> _Your assignment_:
Could you return every line of the records below that contains the word "main"?

********

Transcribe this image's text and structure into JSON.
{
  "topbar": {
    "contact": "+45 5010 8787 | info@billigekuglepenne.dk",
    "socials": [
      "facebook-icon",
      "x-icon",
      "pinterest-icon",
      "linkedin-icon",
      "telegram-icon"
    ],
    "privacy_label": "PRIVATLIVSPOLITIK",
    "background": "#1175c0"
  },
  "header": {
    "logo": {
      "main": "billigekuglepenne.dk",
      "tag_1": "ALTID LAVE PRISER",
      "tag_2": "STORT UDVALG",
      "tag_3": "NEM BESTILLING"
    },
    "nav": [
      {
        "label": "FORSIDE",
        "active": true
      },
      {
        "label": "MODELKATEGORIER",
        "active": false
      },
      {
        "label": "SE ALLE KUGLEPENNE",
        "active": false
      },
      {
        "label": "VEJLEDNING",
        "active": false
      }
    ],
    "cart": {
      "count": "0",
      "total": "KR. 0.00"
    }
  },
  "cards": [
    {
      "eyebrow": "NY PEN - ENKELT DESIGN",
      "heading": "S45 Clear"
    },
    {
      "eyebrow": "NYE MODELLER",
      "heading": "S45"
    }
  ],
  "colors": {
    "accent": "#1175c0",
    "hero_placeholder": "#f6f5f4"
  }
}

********

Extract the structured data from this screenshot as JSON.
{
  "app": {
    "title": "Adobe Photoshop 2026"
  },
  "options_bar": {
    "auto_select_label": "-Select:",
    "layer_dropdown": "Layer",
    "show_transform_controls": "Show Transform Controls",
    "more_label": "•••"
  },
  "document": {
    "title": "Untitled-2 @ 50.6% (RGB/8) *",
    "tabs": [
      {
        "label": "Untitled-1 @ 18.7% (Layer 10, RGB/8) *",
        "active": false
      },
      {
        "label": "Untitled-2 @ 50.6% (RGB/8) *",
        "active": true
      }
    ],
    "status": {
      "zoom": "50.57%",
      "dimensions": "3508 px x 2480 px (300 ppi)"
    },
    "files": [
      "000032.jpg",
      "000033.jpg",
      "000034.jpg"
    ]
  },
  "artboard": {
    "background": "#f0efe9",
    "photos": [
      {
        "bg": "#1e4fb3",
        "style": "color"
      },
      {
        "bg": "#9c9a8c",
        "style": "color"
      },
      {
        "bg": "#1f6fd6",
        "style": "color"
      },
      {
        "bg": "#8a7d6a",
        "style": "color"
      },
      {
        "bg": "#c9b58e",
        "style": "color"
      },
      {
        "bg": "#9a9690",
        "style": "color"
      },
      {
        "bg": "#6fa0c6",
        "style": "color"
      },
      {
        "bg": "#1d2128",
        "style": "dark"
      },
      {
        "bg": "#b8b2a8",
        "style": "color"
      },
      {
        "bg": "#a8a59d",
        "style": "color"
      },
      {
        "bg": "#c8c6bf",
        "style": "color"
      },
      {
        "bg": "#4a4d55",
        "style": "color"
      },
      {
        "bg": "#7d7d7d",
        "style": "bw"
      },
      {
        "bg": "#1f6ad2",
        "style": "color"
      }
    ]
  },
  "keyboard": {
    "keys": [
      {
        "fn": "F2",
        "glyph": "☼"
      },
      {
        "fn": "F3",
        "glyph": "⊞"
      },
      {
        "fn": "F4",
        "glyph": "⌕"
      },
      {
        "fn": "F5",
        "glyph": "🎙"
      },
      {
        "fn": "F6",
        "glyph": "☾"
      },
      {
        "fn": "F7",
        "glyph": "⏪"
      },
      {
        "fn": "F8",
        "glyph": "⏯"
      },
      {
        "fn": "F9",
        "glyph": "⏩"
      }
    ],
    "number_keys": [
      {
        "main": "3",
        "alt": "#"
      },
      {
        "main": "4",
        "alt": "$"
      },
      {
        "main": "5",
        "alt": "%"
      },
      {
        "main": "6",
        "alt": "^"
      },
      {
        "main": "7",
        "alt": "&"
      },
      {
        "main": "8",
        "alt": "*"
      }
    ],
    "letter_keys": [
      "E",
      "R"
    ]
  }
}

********

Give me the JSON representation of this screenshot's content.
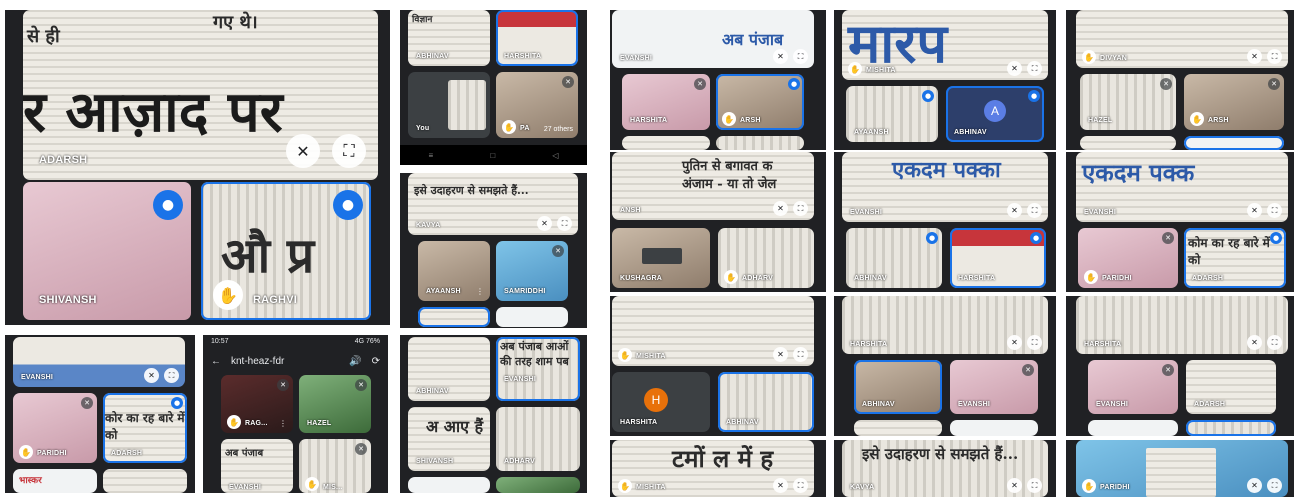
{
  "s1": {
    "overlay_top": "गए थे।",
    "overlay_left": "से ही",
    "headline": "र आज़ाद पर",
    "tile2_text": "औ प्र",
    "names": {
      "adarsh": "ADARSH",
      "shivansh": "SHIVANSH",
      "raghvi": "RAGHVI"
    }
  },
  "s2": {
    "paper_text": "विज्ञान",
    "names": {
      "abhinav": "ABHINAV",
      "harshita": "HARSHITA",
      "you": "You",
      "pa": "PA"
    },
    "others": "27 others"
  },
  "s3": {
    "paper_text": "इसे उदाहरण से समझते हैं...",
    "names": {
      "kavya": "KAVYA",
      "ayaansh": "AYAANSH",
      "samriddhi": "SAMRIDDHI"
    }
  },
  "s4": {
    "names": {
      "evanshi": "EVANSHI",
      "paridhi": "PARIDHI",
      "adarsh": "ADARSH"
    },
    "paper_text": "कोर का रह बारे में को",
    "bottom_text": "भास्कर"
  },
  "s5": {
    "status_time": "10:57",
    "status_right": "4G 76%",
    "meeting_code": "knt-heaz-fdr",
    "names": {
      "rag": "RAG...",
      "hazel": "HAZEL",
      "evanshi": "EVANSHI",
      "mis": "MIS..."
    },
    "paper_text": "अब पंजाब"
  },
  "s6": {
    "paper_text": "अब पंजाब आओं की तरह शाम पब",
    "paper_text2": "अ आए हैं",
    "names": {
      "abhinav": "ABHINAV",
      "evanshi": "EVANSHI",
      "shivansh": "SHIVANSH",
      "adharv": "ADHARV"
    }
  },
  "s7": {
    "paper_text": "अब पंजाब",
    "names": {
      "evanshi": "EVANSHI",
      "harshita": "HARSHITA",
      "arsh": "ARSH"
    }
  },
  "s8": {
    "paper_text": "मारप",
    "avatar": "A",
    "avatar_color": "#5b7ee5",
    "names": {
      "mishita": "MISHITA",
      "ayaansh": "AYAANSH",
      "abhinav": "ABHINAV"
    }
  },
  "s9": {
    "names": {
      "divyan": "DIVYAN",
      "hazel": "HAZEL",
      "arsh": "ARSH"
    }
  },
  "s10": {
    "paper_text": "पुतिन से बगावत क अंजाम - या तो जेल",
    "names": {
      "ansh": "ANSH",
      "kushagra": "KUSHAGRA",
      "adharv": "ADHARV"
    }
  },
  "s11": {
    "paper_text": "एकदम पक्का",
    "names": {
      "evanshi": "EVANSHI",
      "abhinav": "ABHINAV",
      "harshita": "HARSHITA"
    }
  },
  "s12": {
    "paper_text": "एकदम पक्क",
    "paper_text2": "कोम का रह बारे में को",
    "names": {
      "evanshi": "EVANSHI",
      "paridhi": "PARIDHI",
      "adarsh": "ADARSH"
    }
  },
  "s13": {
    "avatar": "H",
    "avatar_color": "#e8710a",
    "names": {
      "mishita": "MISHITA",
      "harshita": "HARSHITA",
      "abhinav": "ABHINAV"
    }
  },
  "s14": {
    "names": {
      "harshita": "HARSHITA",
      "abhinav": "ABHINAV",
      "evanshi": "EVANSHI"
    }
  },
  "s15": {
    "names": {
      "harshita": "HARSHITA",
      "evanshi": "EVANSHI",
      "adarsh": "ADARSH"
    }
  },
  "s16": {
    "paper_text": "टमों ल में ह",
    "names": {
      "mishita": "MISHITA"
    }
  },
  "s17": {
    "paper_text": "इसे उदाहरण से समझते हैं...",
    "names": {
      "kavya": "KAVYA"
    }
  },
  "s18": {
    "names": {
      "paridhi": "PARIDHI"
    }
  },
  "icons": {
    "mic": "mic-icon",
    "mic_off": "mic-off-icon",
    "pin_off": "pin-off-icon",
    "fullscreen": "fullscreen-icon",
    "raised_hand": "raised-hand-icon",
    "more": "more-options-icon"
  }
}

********

> _Problem solution_:
      "main": "billigekuglepenne.dk",
        "main": "3",
        "main": "4",
        "main": "5",
        "main": "6",
        "main": "7",
        "main": "8",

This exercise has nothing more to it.